TASK INSTRUCTIONS
Wherever the string "photo" occurs in a line of these records, report that line.

─── INFORMATION SHOWN ───

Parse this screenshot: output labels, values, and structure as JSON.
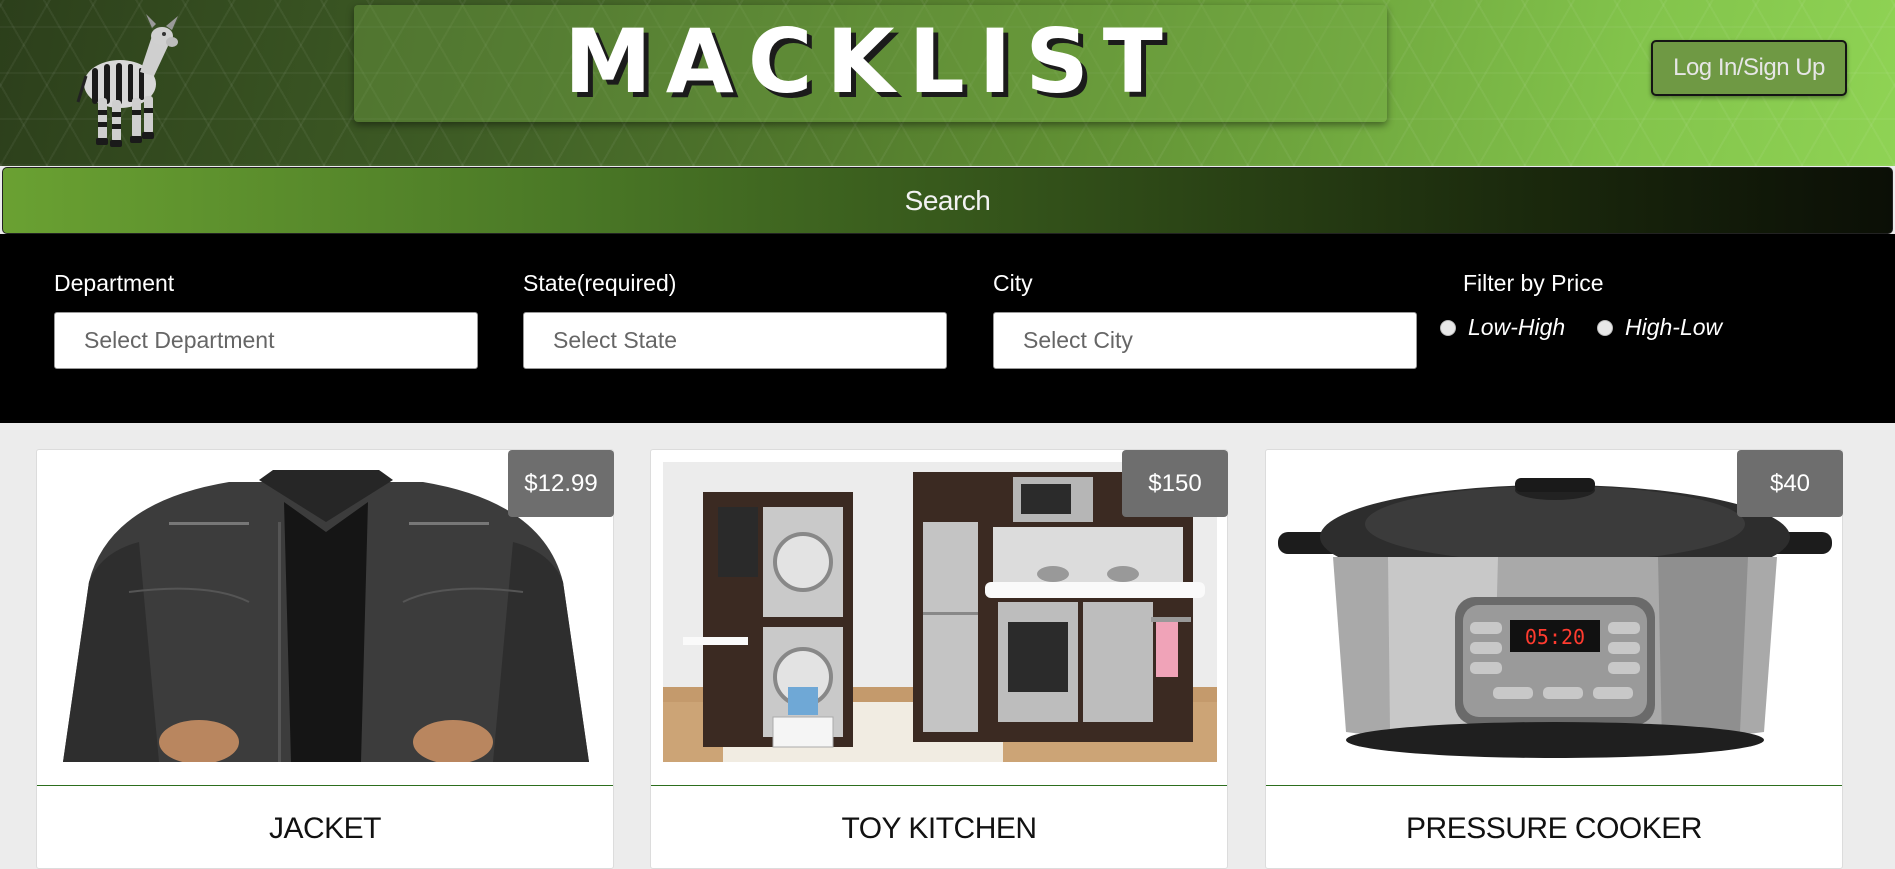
{
  "header": {
    "site_title": "MACKLIST",
    "login_label": "Log In/Sign Up",
    "logo_icon": "okapi-logo-icon"
  },
  "search": {
    "button_label": "Search"
  },
  "filters": {
    "department": {
      "label": "Department",
      "placeholder": "Select Department"
    },
    "state": {
      "label": "State(required)",
      "placeholder": "Select State"
    },
    "city": {
      "label": "City",
      "placeholder": "Select City"
    },
    "price": {
      "label": "Filter by Price",
      "options": [
        "Low-High",
        "High-Low"
      ]
    }
  },
  "products": [
    {
      "title": "JACKET",
      "price": "$12.99",
      "image_icon": "leather-jacket-photo"
    },
    {
      "title": "TOY KITCHEN",
      "price": "$150",
      "image_icon": "toy-kitchen-photo"
    },
    {
      "title": "PRESSURE COOKER",
      "price": "$40",
      "image_icon": "pressure-cooker-photo",
      "display": "05:20"
    }
  ],
  "colors": {
    "brand_green": "#6aa132",
    "header_dark": "#2c3f1b",
    "filter_bg": "#000000",
    "price_badge": "#6e6e6e"
  }
}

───

FINISHED EXERCISE
      "image_icon": "leather-jacket-photo"
      "image_icon": "toy-kitchen-photo"
      "image_icon": "pressure-cooker-photo",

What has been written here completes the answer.